The unsecured creditors committee in the Sears Holdings Corp. bankruptcy filed a motion on Tuesday asking the court if it can take expedited “discovery” against ESL Investments, Edward Lampert and others in connection with certain pre-petition transactions.
Lampert is chairman of both Sears and ESL and for over a decade has been the central figure at Sears, which filed for Chapter 11 protection on Oct. 15. Following the filing, Sears formed a subcommittee of the board’s restructuring committee to evaluate prepetition transactions and possible legal actions against both ESL and Lampert. The motion filed in the bankruptcy case stated that lawyers for the unsecured creditors committee have already reached out to attorneys representing the Sears subcommittee and the lawyers representing ESL to coordinate the discovery process.
The discover process can include requests for documents and the depositions of individuals.
The motion said the unsecured creditors committee is convinced there are potential claims arising from the attempts to finance the company’s operations, often involving related-party transactions with controlling shareholders ESL and Lampert. The motion also said the transactions they are reviewing also involved Fairholme Capital Management, another investor that had a significant stake in Sears, and other third parties.

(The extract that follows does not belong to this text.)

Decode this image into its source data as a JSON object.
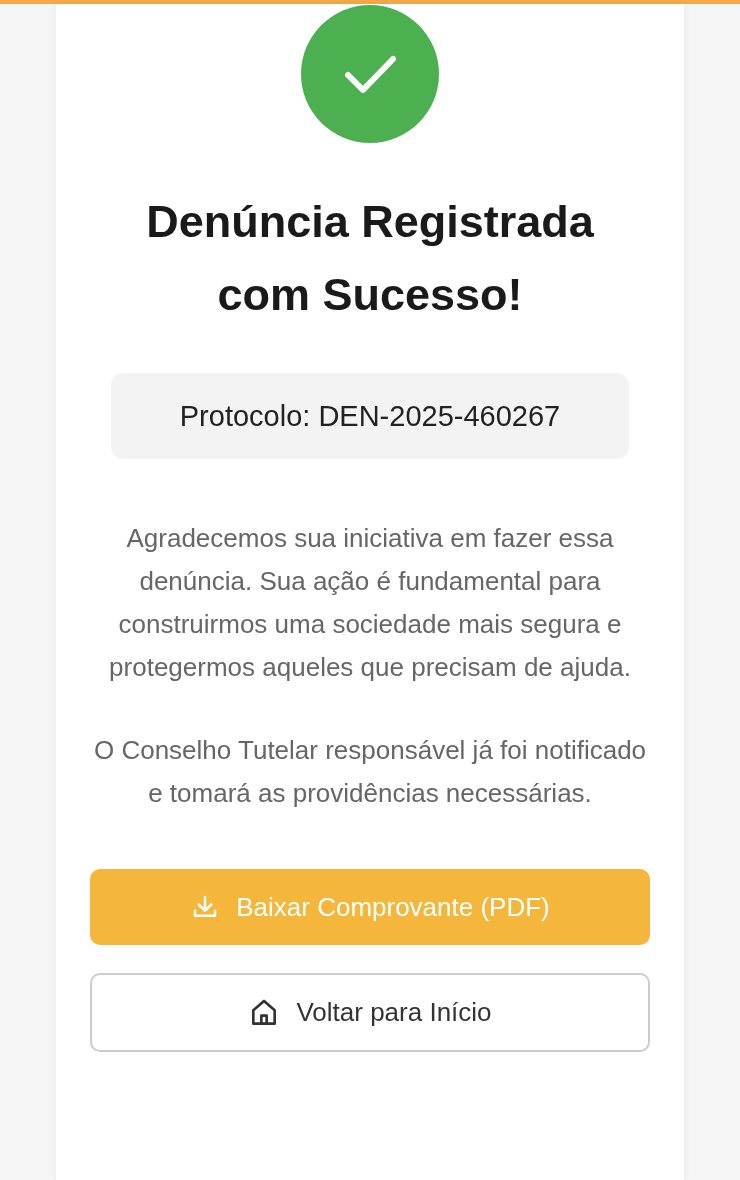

Court documents said the circumstances surrounding the transactions raise the possibility that ESL and other insiders “may have exercised undue influence to siphon value away from the company on favorable terms.” The unsecured creditors committee alleged the parties might have used their inside status to obtain senior debt that positions them to be able to exert “undue influence” over the trajectory of the Chapter 11 cases. It said that ESL has managed to obtain $2.6 billion, or 46 percent of Sears’ funded pre-petition debt, including 73 percent of the second lien debt.

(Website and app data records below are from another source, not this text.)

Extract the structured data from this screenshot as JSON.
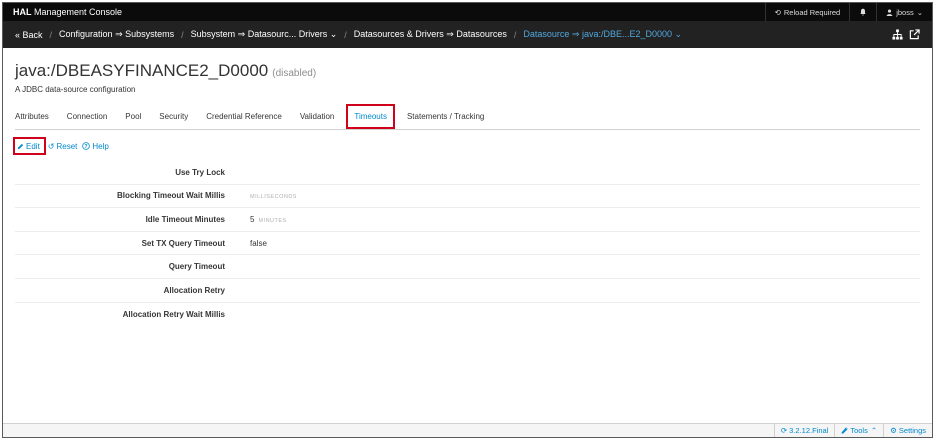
{
  "topbar": {
    "brand_bold": "HAL",
    "brand_rest": " Management Console",
    "reload_label": "Reload Required",
    "user_label": "jboss"
  },
  "breadcrumb": {
    "back": "« Back",
    "items": [
      "Configuration ⇒ Subsystems",
      "Subsystem ⇒ Datasourc... Drivers ⌄",
      "Datasources & Drivers ⇒ Datasources",
      "Datasource ⇒ java:/DBE...E2_D0000 ⌄"
    ]
  },
  "header": {
    "title": "java:/DBEASYFINANCE2_D0000",
    "status": "(disabled)",
    "description": "A JDBC data-source configuration"
  },
  "tabs": [
    "Attributes",
    "Connection",
    "Pool",
    "Security",
    "Credential Reference",
    "Validation",
    "Timeouts",
    "Statements / Tracking"
  ],
  "active_tab": "Timeouts",
  "toolbar": {
    "edit": "Edit",
    "reset": "Reset",
    "help": "Help"
  },
  "form": {
    "rows": [
      {
        "label": "Use Try Lock",
        "value": "",
        "unit": ""
      },
      {
        "label": "Blocking Timeout Wait Millis",
        "value": "",
        "unit": "MILLISECONDS"
      },
      {
        "label": "Idle Timeout Minutes",
        "value": "5",
        "unit": "MINUTES"
      },
      {
        "label": "Set TX Query Timeout",
        "value": "false",
        "unit": ""
      },
      {
        "label": "Query Timeout",
        "value": "",
        "unit": ""
      },
      {
        "label": "Allocation Retry",
        "value": "",
        "unit": ""
      },
      {
        "label": "Allocation Retry Wait Millis",
        "value": "",
        "unit": ""
      }
    ]
  },
  "footer": {
    "version": "3.2.12.Final",
    "tools": "Tools",
    "settings": "Settings"
  },
  "colors": {
    "accent": "#0088ce",
    "highlight": "#d0021b",
    "topbar": "#0b0b0b",
    "navbar": "#222222"
  }
}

A major concern is the July 2015 rights offering and sale-leaseback transactions that led to the creation of Seritage Growth Properties, a real estate investment trust controlled by ESL. Another possible problematic transaction is the April 2014 spin-off of Lands’ End.
A spokesman for ESL said, “ESL Investments has consistently supported Sears Holdings in its efforts to transform and return to profitability during a period of rapid change and disruption in the retail industry. This support has consisted of a variety of transactions including rights offerings that provided all Sears shareholders the opportunity to invest in businesses separated from Sears Holdings, as well as loans to the company that often involved the participation of third parties.
“We have every confidence that all transactions involving ESL and Eddie Lampert are valid and enforceable, based on fair and reasonable terms, which were approved by independent directors who were advised by independent financial and legal advisors and featured other appropriate corporate governance procedures. Any legal claims that attempt to challenge these transactions will have no merit and we will defend ourselves vigorously against any asserted claims,” the ESL spokesman said.
A hearing on the request is scheduled for Nov. 15.